### Resources

This section includes links to the papers I found most useful in understanding the Black-Litterman Model, along with minor comments on each reference.

The Black-Litterman Model: A Detailed Exploration is a paper that I maintain which provides a comprehensive discussion of the model include derivations of thevarious formulas and the theory behind the model. It provides a detailed discussion of how to actually implement the Black-Litterman model as well as worked examples from several of the papers. This paper is updated on a regular basis.

The Factor Tau in the Black-Litterman Model is a paper which lays out what the factor tau is and why you might want to use it. It also shows that most implementors can ignore tau and can manage the blending process totally through the value of Omega. This paper is updated on a regular basis.

Global Portfolio Optimization, Black and Litterman, Financial Analysts Journal, 1992.This is the original paper that started it all. Black and Litterman describe their model and provide some details on how it is used. They definitely don't show all the formulas, or derive much of what they do show. They also use a complicated enough example that it's not easy to reproduce exactly what they do.

The Intuition Behind the Black-Litterman Model Portfolios by He and Litterman, 1999. For me, this is one of the two key papers in the literature providing details on how Goldman Sachs uses the Black-Litterman model from one of the authors of the original paper. There are a few versions of this paper floating around. This link is to a version that doesn't have the colorful charts, but instead has more detailed formulas, explanations and tables of results. He and Litterman provide the formulas they used and enough data to reproduce their results.

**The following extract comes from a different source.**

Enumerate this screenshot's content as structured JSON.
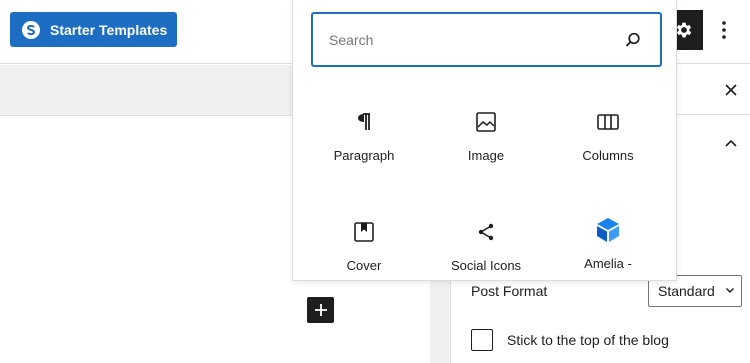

A Step-By-Step Guide to the Black-Litterman Model by Thomas Idzorek, 2004. This paper is the second key papers in terms of understanding the Black-Litterman model. Idzorek makes a good effort to explain the basic Black-Litterman model, and has then added a very valuable extension to the model for allowing the specification of the view confidence as a simple percentage. He does provide enough data to reproduce his results, but doesn't provide all the formulas you need to implement the basic Black-Litterman model. He also does not work his example of his extension through to completion.

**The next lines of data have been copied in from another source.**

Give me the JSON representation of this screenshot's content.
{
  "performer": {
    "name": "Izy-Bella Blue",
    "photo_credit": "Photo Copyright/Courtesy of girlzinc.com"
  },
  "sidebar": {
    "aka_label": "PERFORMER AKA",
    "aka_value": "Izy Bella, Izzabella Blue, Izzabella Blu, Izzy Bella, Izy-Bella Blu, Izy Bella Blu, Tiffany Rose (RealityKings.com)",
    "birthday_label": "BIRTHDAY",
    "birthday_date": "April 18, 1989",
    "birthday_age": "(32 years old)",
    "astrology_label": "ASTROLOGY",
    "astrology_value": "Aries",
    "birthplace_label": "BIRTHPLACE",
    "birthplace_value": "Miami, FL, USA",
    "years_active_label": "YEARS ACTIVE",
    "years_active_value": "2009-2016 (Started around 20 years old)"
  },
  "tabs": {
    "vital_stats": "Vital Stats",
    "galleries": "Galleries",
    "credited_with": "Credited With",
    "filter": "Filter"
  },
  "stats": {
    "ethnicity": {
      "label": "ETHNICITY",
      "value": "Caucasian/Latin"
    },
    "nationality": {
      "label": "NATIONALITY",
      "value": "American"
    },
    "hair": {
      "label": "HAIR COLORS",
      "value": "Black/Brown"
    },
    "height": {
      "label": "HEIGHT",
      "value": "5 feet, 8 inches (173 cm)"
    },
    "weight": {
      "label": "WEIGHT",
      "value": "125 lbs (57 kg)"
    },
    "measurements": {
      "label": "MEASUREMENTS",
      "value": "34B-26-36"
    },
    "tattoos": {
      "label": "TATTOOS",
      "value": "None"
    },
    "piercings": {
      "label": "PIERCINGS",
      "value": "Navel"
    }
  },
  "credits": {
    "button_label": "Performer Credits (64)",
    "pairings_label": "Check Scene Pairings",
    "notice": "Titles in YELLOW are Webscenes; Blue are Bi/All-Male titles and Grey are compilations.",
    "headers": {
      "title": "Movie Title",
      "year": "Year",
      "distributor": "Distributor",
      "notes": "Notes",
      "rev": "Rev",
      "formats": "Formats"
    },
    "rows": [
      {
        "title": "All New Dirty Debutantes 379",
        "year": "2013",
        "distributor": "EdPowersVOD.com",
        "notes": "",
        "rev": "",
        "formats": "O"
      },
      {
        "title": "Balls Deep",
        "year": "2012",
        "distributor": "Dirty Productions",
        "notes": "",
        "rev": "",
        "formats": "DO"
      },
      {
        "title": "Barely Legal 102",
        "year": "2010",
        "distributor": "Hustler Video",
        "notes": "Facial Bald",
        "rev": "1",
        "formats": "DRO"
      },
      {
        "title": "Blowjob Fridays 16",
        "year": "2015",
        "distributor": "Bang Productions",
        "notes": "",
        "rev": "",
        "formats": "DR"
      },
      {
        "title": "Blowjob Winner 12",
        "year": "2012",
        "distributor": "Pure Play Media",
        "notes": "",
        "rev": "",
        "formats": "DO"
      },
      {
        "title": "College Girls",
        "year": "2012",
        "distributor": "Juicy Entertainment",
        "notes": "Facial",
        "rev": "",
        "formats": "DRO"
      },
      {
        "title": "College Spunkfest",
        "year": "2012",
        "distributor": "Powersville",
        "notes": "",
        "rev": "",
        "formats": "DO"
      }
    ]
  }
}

Consistent Asset Return Estimates: The Black-Litterman Approach, Werner Koch, April 2005.This is a set of slides from a presentation on Black-Litterman. It is included in this list because it includes a nice derivation of the core Black-Litterman formulas.

Using the Black-Litterman Global Asset Allocation Model: Three Years of Practical Experience, Bevan and Winkelmann, June 1998.This paper summarizes information on how Goldman Sachs uses Black-Litterman in the Fixed Income group, and what data they use for input and how they calibrate the model. It does not offer enough details to back out specific implementation details of Black-Litterman itself.

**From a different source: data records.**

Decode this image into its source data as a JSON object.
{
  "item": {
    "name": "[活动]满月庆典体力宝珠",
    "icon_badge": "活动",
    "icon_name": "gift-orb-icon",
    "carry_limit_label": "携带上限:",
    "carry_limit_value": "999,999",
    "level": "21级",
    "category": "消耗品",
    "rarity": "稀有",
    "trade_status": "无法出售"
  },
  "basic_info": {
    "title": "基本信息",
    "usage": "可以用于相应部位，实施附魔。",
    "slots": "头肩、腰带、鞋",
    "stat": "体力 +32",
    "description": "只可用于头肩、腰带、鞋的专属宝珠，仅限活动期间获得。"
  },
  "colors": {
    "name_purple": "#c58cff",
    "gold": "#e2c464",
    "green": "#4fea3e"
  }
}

The Black-Litterman Model - Mathematical and Behavioral Finance Approaches Towards its Use in Practice, Mankert, 2006. Licentiate Thesis. This masters thesis was written by a student who implemented Black-Litterman for a Swedish Bank and noted that there wasn't a lot of good literature on the subject. She has some good detail on derivations of the core formulas of the Black-Litterman model, and provides new insights into the model by a novel derivation using sampling theory. She doesn't provide all the formulas needed and doesn't provide much in the way of worked examples. Still a very good source of information on the Black-Litterman model.

Krishnan, Hari and Norman Mains (2005): “The Two-Factor Black Litterman Model,”

Risk Magazine, July, pp. 69-73. This is an interesting article from Risk Magazine which shows how to add an additional factor to the Black-Litterman model, and how to compute new equilibrium returns. The factor they add to the model is recession risk as proxied by the Altman index of high yield bonds. I previously found this on the internet, but can't find the links anymore. I am hoping to find them again and include them here.

In Bayesian Asset Allocation: Black- Litterman by Daniel Blamont and Nick Firoozye they work through an example in global fixed income illustrating tactical asset allocation versus a benchmark. Thanks to Daniel Blamont of Deutsche Bank for providing me a copy and for permission from Deutsche Bank to post it for easier access by students of the Black-Litterman model.

Assessing Views by Fusai and Meucci, 2003. This paper from Risk Magazine provides a quick tour of the Black-Litterman related content which ends up in Attilio Meucci's book, Asset Allocation and Risk, Springer Finance, 2005. He provides the alternate formulation of the posterior variance and also a new measure for determining whether one views are extreme. Attilio Meucci has several more papers and some MATLAB code for implementing his ideas on his website.